The Geographic Tapestry of Israel: From Desert to Coast
Nestled at the eastern end of the Mediterranean Sea, Israel is a land of remarkable geographical diversity. This compact nation, roughly the size of New Jersey in the United States, encompasses a wide range of landscapes, from arid deserts in the south to lush green valleys and a stunning coastline along the Mediterranean. In this article, we'll explore the various geographical features that make up Israel's unique and captivating geography.
Israel boasts approximately 273 kilometers (170 miles) of stunning Mediterranean coastline, offering not only beautiful beaches but also a significant part of the country's population and economic activity. Cities like Tel Aviv and Haifa are vibrant hubs situated along this picturesque coastline. The Mediterranean's influence brings a Mediterranean climate with mild, wet winters and hot, dry summers, making it ideal for tourism and agriculture.
The Rugged North
To the north of Israel, you'll find the rugged terrain of the Upper Galilee and the Golan Heights. The Golan is known for its dramatic landscapes, with volcanic plateaus, fertile farmlands, and numerous streams and waterfalls. The Upper Galilee, on the other hand, offers lush hills, forests, and a more temperate climate, providing a stark contrast to the arid south.

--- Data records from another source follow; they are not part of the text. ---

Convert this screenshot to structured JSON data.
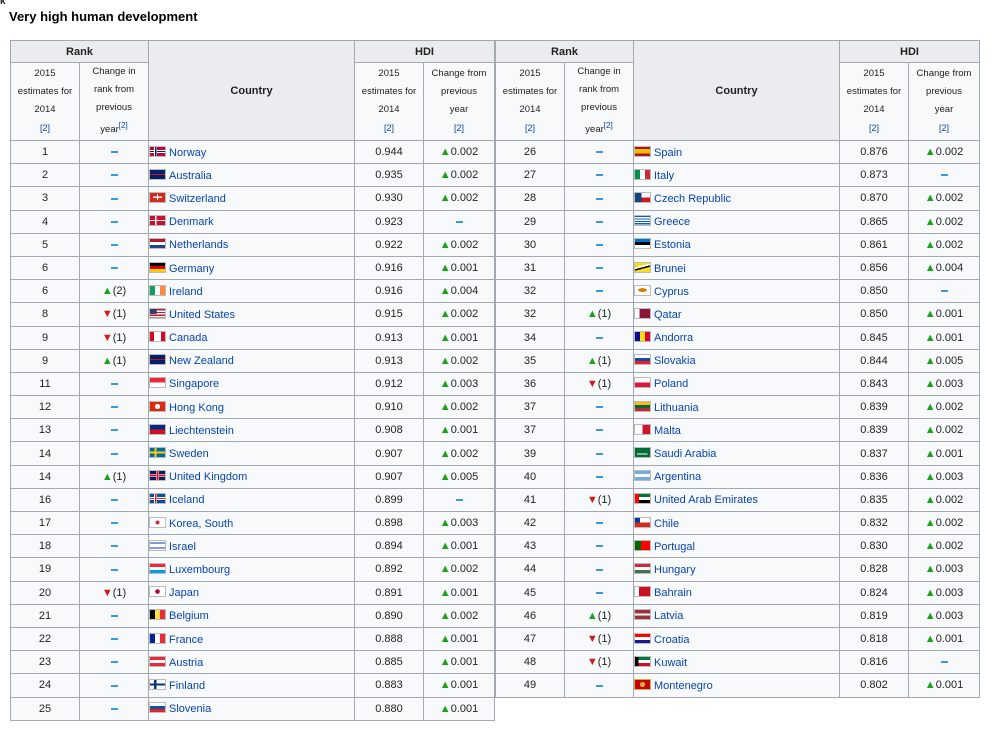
{
  "page": {
    "corner_glyph": "ᴋ",
    "section_title": "Very high human development"
  },
  "headers": {
    "rank": "Rank",
    "country": "Country",
    "hdi": "HDI",
    "estimates_line1": "2015",
    "estimates_line2": "estimates for",
    "estimates_line3": "2014",
    "change_rank_line1": "Change in",
    "change_rank_line2": "rank from",
    "change_rank_line3": "previous",
    "change_rank_line4": "year",
    "change_hdi_line1": "Change from",
    "change_hdi_line2": "previous",
    "change_hdi_line3": "year",
    "ref": "[2]"
  },
  "colors": {
    "header_bg": "#eaecf0",
    "cell_bg": "#f8f9fa",
    "border": "#a2a9b1",
    "link": "#0645ad",
    "increase": "#19a119",
    "decrease": "#d11a1a",
    "steady": "#3a9ad9"
  },
  "icons": {
    "increase": "increase-triangle-icon",
    "decrease": "decrease-triangle-icon",
    "steady": "steady-dash-icon"
  },
  "left_rows": [
    {
      "rank": "1",
      "rc": "steady",
      "rcn": "",
      "country": "Norway",
      "flag": "norway",
      "hdi": "0.944",
      "hc": "increase",
      "hcv": "0.002"
    },
    {
      "rank": "2",
      "rc": "steady",
      "rcn": "",
      "country": "Australia",
      "flag": "australia",
      "hdi": "0.935",
      "hc": "increase",
      "hcv": "0.002"
    },
    {
      "rank": "3",
      "rc": "steady",
      "rcn": "",
      "country": "Switzerland",
      "flag": "switzerland",
      "hdi": "0.930",
      "hc": "increase",
      "hcv": "0.002"
    },
    {
      "rank": "4",
      "rc": "steady",
      "rcn": "",
      "country": "Denmark",
      "flag": "denmark",
      "hdi": "0.923",
      "hc": "steady",
      "hcv": ""
    },
    {
      "rank": "5",
      "rc": "steady",
      "rcn": "",
      "country": "Netherlands",
      "flag": "netherlands",
      "hdi": "0.922",
      "hc": "increase",
      "hcv": "0.002"
    },
    {
      "rank": "6",
      "rc": "steady",
      "rcn": "",
      "country": "Germany",
      "flag": "germany",
      "hdi": "0.916",
      "hc": "increase",
      "hcv": "0.001"
    },
    {
      "rank": "6",
      "rc": "increase",
      "rcn": "(2)",
      "country": "Ireland",
      "flag": "ireland",
      "hdi": "0.916",
      "hc": "increase",
      "hcv": "0.004"
    },
    {
      "rank": "8",
      "rc": "decrease",
      "rcn": "(1)",
      "country": "United States",
      "flag": "united-states",
      "hdi": "0.915",
      "hc": "increase",
      "hcv": "0.002"
    },
    {
      "rank": "9",
      "rc": "decrease",
      "rcn": "(1)",
      "country": "Canada",
      "flag": "canada",
      "hdi": "0.913",
      "hc": "increase",
      "hcv": "0.001"
    },
    {
      "rank": "9",
      "rc": "increase",
      "rcn": "(1)",
      "country": "New Zealand",
      "flag": "new-zealand",
      "hdi": "0.913",
      "hc": "increase",
      "hcv": "0.002"
    },
    {
      "rank": "11",
      "rc": "steady",
      "rcn": "",
      "country": "Singapore",
      "flag": "singapore",
      "hdi": "0.912",
      "hc": "increase",
      "hcv": "0.003"
    },
    {
      "rank": "12",
      "rc": "steady",
      "rcn": "",
      "country": "Hong Kong",
      "flag": "hong-kong",
      "hdi": "0.910",
      "hc": "increase",
      "hcv": "0.002"
    },
    {
      "rank": "13",
      "rc": "steady",
      "rcn": "",
      "country": "Liechtenstein",
      "flag": "liechtenstein",
      "hdi": "0.908",
      "hc": "increase",
      "hcv": "0.001"
    },
    {
      "rank": "14",
      "rc": "steady",
      "rcn": "",
      "country": "Sweden",
      "flag": "sweden",
      "hdi": "0.907",
      "hc": "increase",
      "hcv": "0.002"
    },
    {
      "rank": "14",
      "rc": "increase",
      "rcn": "(1)",
      "country": "United Kingdom",
      "flag": "united-kingdom",
      "hdi": "0.907",
      "hc": "increase",
      "hcv": "0.005"
    },
    {
      "rank": "16",
      "rc": "steady",
      "rcn": "",
      "country": "Iceland",
      "flag": "iceland",
      "hdi": "0.899",
      "hc": "steady",
      "hcv": ""
    },
    {
      "rank": "17",
      "rc": "steady",
      "rcn": "",
      "country": "Korea, South",
      "flag": "south-korea",
      "hdi": "0.898",
      "hc": "increase",
      "hcv": "0.003"
    },
    {
      "rank": "18",
      "rc": "steady",
      "rcn": "",
      "country": "Israel",
      "flag": "israel",
      "hdi": "0.894",
      "hc": "increase",
      "hcv": "0.001"
    },
    {
      "rank": "19",
      "rc": "steady",
      "rcn": "",
      "country": "Luxembourg",
      "flag": "luxembourg",
      "hdi": "0.892",
      "hc": "increase",
      "hcv": "0.002"
    },
    {
      "rank": "20",
      "rc": "decrease",
      "rcn": "(1)",
      "country": "Japan",
      "flag": "japan",
      "hdi": "0.891",
      "hc": "increase",
      "hcv": "0.001"
    },
    {
      "rank": "21",
      "rc": "steady",
      "rcn": "",
      "country": "Belgium",
      "flag": "belgium",
      "hdi": "0.890",
      "hc": "increase",
      "hcv": "0.002"
    },
    {
      "rank": "22",
      "rc": "steady",
      "rcn": "",
      "country": "France",
      "flag": "france",
      "hdi": "0.888",
      "hc": "increase",
      "hcv": "0.001"
    },
    {
      "rank": "23",
      "rc": "steady",
      "rcn": "",
      "country": "Austria",
      "flag": "austria",
      "hdi": "0.885",
      "hc": "increase",
      "hcv": "0.001"
    },
    {
      "rank": "24",
      "rc": "steady",
      "rcn": "",
      "country": "Finland",
      "flag": "finland",
      "hdi": "0.883",
      "hc": "increase",
      "hcv": "0.001"
    },
    {
      "rank": "25",
      "rc": "steady",
      "rcn": "",
      "country": "Slovenia",
      "flag": "slovenia",
      "hdi": "0.880",
      "hc": "increase",
      "hcv": "0.001"
    }
  ],
  "right_rows": [
    {
      "rank": "26",
      "rc": "steady",
      "rcn": "",
      "country": "Spain",
      "flag": "spain",
      "hdi": "0.876",
      "hc": "increase",
      "hcv": "0.002"
    },
    {
      "rank": "27",
      "rc": "steady",
      "rcn": "",
      "country": "Italy",
      "flag": "italy",
      "hdi": "0.873",
      "hc": "steady",
      "hcv": ""
    },
    {
      "rank": "28",
      "rc": "steady",
      "rcn": "",
      "country": "Czech Republic",
      "flag": "czech-republic",
      "hdi": "0.870",
      "hc": "increase",
      "hcv": "0.002"
    },
    {
      "rank": "29",
      "rc": "steady",
      "rcn": "",
      "country": "Greece",
      "flag": "greece",
      "hdi": "0.865",
      "hc": "increase",
      "hcv": "0.002"
    },
    {
      "rank": "30",
      "rc": "steady",
      "rcn": "",
      "country": "Estonia",
      "flag": "estonia",
      "hdi": "0.861",
      "hc": "increase",
      "hcv": "0.002"
    },
    {
      "rank": "31",
      "rc": "steady",
      "rcn": "",
      "country": "Brunei",
      "flag": "brunei",
      "hdi": "0.856",
      "hc": "increase",
      "hcv": "0.004"
    },
    {
      "rank": "32",
      "rc": "steady",
      "rcn": "",
      "country": "Cyprus",
      "flag": "cyprus",
      "hdi": "0.850",
      "hc": "steady",
      "hcv": ""
    },
    {
      "rank": "32",
      "rc": "increase",
      "rcn": "(1)",
      "country": "Qatar",
      "flag": "qatar",
      "hdi": "0.850",
      "hc": "increase",
      "hcv": "0.001"
    },
    {
      "rank": "34",
      "rc": "steady",
      "rcn": "",
      "country": "Andorra",
      "flag": "andorra",
      "hdi": "0.845",
      "hc": "increase",
      "hcv": "0.001"
    },
    {
      "rank": "35",
      "rc": "increase",
      "rcn": "(1)",
      "country": "Slovakia",
      "flag": "slovakia",
      "hdi": "0.844",
      "hc": "increase",
      "hcv": "0.005"
    },
    {
      "rank": "36",
      "rc": "decrease",
      "rcn": "(1)",
      "country": "Poland",
      "flag": "poland",
      "hdi": "0.843",
      "hc": "increase",
      "hcv": "0.003"
    },
    {
      "rank": "37",
      "rc": "steady",
      "rcn": "",
      "country": "Lithuania",
      "flag": "lithuania",
      "hdi": "0.839",
      "hc": "increase",
      "hcv": "0.002"
    },
    {
      "rank": "37",
      "rc": "steady",
      "rcn": "",
      "country": "Malta",
      "flag": "malta",
      "hdi": "0.839",
      "hc": "increase",
      "hcv": "0.002"
    },
    {
      "rank": "39",
      "rc": "steady",
      "rcn": "",
      "country": "Saudi Arabia",
      "flag": "saudi-arabia",
      "hdi": "0.837",
      "hc": "increase",
      "hcv": "0.001"
    },
    {
      "rank": "40",
      "rc": "steady",
      "rcn": "",
      "country": "Argentina",
      "flag": "argentina",
      "hdi": "0.836",
      "hc": "increase",
      "hcv": "0.003"
    },
    {
      "rank": "41",
      "rc": "decrease",
      "rcn": "(1)",
      "country": "United Arab Emirates",
      "flag": "united-arab-emirates",
      "hdi": "0.835",
      "hc": "increase",
      "hcv": "0.002"
    },
    {
      "rank": "42",
      "rc": "steady",
      "rcn": "",
      "country": "Chile",
      "flag": "chile",
      "hdi": "0.832",
      "hc": "increase",
      "hcv": "0.002"
    },
    {
      "rank": "43",
      "rc": "steady",
      "rcn": "",
      "country": "Portugal",
      "flag": "portugal",
      "hdi": "0.830",
      "hc": "increase",
      "hcv": "0.002"
    },
    {
      "rank": "44",
      "rc": "steady",
      "rcn": "",
      "country": "Hungary",
      "flag": "hungary",
      "hdi": "0.828",
      "hc": "increase",
      "hcv": "0.003"
    },
    {
      "rank": "45",
      "rc": "steady",
      "rcn": "",
      "country": "Bahrain",
      "flag": "bahrain",
      "hdi": "0.824",
      "hc": "increase",
      "hcv": "0.003"
    },
    {
      "rank": "46",
      "rc": "increase",
      "rcn": "(1)",
      "country": "Latvia",
      "flag": "latvia",
      "hdi": "0.819",
      "hc": "increase",
      "hcv": "0.003"
    },
    {
      "rank": "47",
      "rc": "decrease",
      "rcn": "(1)",
      "country": "Croatia",
      "flag": "croatia",
      "hdi": "0.818",
      "hc": "increase",
      "hcv": "0.001"
    },
    {
      "rank": "48",
      "rc": "decrease",
      "rcn": "(1)",
      "country": "Kuwait",
      "flag": "kuwait",
      "hdi": "0.816",
      "hc": "steady",
      "hcv": ""
    },
    {
      "rank": "49",
      "rc": "steady",
      "rcn": "",
      "country": "Montenegro",
      "flag": "montenegro",
      "hdi": "0.802",
      "hc": "increase",
      "hcv": "0.001"
    }
  ]
}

The Jordan Rift Valley
The Jordan Rift Valley runs through the eastern side of Israel, creating a geographical divide between the country's mountainous areas and the Jordan River, which flows into the Dead Sea. The Dead Sea, the lowest point on Earth, is known for its high salt content, which allows people to float effortlessly in its waters. The area around the Dead Sea is characterized by a barren desert landscape, with unique geological formations and sinkholes.
The Negev Desert

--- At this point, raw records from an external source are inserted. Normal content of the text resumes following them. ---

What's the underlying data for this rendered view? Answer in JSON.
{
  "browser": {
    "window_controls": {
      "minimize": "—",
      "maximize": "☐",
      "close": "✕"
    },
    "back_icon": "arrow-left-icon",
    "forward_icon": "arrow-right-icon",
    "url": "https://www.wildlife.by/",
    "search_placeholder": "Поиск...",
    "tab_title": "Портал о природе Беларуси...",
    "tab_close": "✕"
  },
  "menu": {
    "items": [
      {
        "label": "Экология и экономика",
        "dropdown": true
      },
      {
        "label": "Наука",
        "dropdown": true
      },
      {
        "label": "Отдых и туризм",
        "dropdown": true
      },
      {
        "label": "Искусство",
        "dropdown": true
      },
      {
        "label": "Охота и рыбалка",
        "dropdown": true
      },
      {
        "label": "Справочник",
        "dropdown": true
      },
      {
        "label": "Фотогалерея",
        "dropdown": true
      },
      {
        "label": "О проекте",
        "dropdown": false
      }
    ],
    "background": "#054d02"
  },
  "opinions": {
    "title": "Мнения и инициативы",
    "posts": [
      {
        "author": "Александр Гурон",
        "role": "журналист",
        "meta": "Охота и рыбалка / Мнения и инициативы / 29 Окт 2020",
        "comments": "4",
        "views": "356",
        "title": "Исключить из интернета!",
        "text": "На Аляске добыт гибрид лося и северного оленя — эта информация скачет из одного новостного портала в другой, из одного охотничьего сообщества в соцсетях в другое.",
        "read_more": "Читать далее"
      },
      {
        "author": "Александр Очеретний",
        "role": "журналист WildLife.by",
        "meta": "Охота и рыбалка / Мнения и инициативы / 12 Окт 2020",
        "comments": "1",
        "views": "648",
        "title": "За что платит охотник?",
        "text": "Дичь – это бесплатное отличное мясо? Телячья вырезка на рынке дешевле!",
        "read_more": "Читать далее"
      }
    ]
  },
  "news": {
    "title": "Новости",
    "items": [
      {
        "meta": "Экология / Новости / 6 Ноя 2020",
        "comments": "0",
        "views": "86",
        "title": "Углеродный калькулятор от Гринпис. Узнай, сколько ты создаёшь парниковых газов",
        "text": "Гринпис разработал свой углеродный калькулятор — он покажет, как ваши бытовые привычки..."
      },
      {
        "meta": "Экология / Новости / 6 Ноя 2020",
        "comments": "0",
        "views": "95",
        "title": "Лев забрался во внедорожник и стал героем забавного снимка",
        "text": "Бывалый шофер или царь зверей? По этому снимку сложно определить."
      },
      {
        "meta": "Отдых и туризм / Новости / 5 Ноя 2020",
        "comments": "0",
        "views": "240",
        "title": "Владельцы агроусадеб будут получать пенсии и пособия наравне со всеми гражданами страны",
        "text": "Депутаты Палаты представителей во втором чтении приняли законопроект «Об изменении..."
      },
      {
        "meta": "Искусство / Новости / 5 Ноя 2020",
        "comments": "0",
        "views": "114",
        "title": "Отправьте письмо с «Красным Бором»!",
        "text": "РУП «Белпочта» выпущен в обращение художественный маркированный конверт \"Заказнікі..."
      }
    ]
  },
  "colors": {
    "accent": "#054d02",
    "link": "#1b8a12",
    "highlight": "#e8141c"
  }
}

In Israel's southern region lies the Negev Desert, a vast expanse of arid terrain characterized by rocky plateaus, sand dunes, and canyons. While the Negev may seem inhospitable, it holds a stark, rugged beauty, and efforts to harness its resources have yielded advancements in desert agriculture, solar energy, and water conservation.

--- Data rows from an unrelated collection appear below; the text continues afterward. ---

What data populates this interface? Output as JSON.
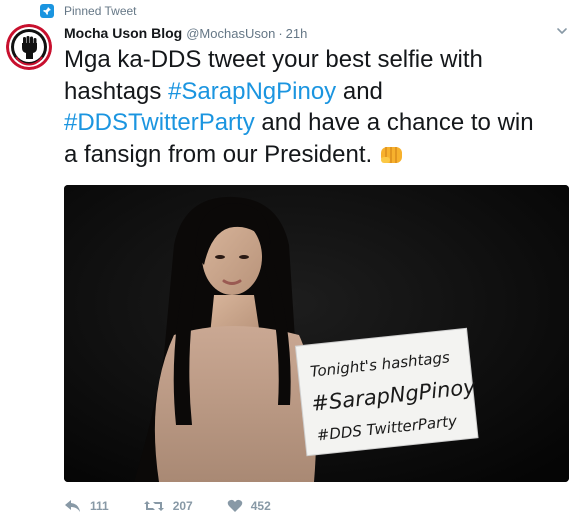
{
  "pinned": {
    "label": "Pinned Tweet",
    "icon": "pin-icon"
  },
  "author": {
    "name": "Mocha Uson Blog",
    "handle": "@MochasUson",
    "separator": "·",
    "time": "21h",
    "avatar_icon": "raised-fist-logo"
  },
  "tweet": {
    "part1": "Mga ka-DDS tweet your best selfie with hashtags ",
    "hashtag1": "#SarapNgPinoy",
    "part2": " and ",
    "hashtag2": "#DDSTwitterParty",
    "part3": " and have a chance to win a fansign from our President.",
    "emoji": "oncoming-fist-emoji"
  },
  "photo": {
    "sign_lines": [
      "Tonight's hashtags",
      "#SarapNgPinoy",
      "#DDS TwitterParty"
    ]
  },
  "actions": {
    "reply_count": "111",
    "retweet_count": "207",
    "like_count": "452"
  },
  "colors": {
    "accent": "#1b95e0",
    "muted": "#657786",
    "icon": "#8899a6",
    "text": "#14171a"
  }
}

Judean Hills and the West Bank
The central part of Israel is marked by the rolling hills of the Judean Mountains. These hills gradually descend to the coastal plain, creating a diverse landscape. Nearby, the West Bank, a region of great historical and political significance, features a mix of landscapes, from mountains and valleys to fertile agricultural land.